During his lifetime VanDerBeek received the most acclaim for his single-screen films, and they remain among his best works. This is especially true of his collage films, whose formal ingenuity is matched by their anarchic humor. The exhibition features a large selection of films, transferred to video, some of which were screened in their original format in several evening programs. As well known as he was for these films, his video work has never been recognized; the exhibition importantly begins to redress this. It features the most extensive collection of materials ever assembled on Violence Sonata, 1970, the artist’s remarkable two-channel television broadcast on civil rights and the threat of nuclear Armageddon made for the Boston station WGBH. Several of his other videos are screening along with the films, though the exhibition misses the opportunity to bring together his many other television and video projects. The side-by-side projection of four of his “Poemfields,” 1966–71, is an important hybrid exception. Made with the use of a mainframe computer in collaboration with Kenneth Knowlton at Bell Laboratories and transferred to film and then video, these works feature poetic texts written by VanDerBeek and are among the earliest instances of computer animation. Their ever-shifting patterns of pixelated colors, with scores by Paul Motian and John Cage, offer an unparalleled example of psychedelic high modernism in an experimental format usually missing from histories of video art or avant-garde film.

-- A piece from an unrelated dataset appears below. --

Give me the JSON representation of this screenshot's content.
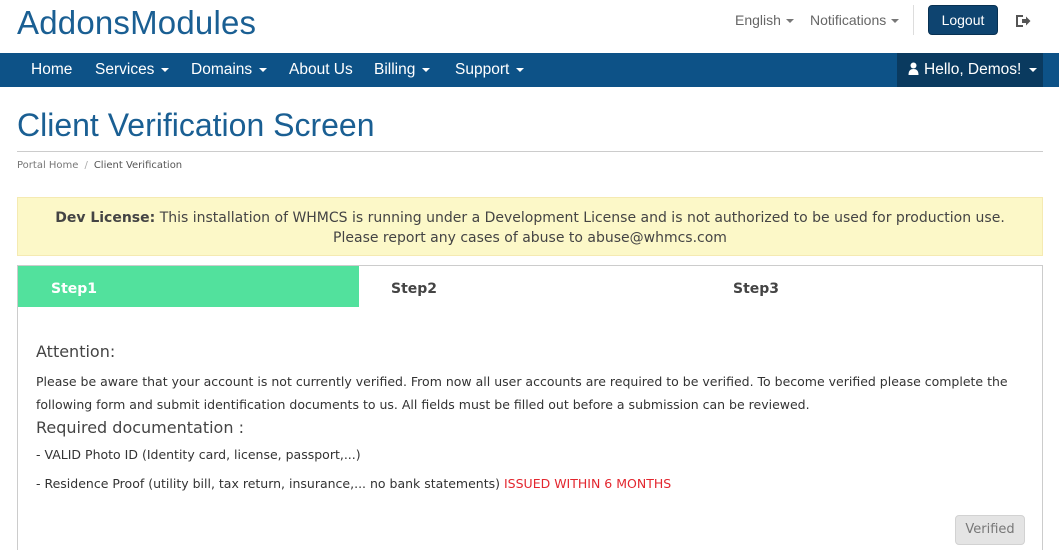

VanDerBeek was a humanist at heart. He held fast to the utopian notion that, given proper artistic guidance, technology would free humanity instead of destroying it. This was a common failing among art and technology boosters during the ’60s, inasmuch as it paradoxically ascribes too much individual agency to both men and machines while ignoring the subtleties of institutional structures, identity politics, and social networks. To his credit, VanDerBeek was more sensitive to these issues than many of his contemporaries, as seen in his engagement with race and gender in Violence Sonata. This exhibition provides a welcome chance to remember an artist who grappled with the early promise of postwar communications technologies and to consider him in light of the world today, where global communication circuits lead to uncharted risks as well as unexpected revolutions.

“Stan VanDerBeek: The Culture Intercom” travels to the Contemporary Arts Museum Houston, May 14–July 10.

William Kaizen is an Assistant Professor of aesthetics and critical studies at the University of Massachusetts, Lowell.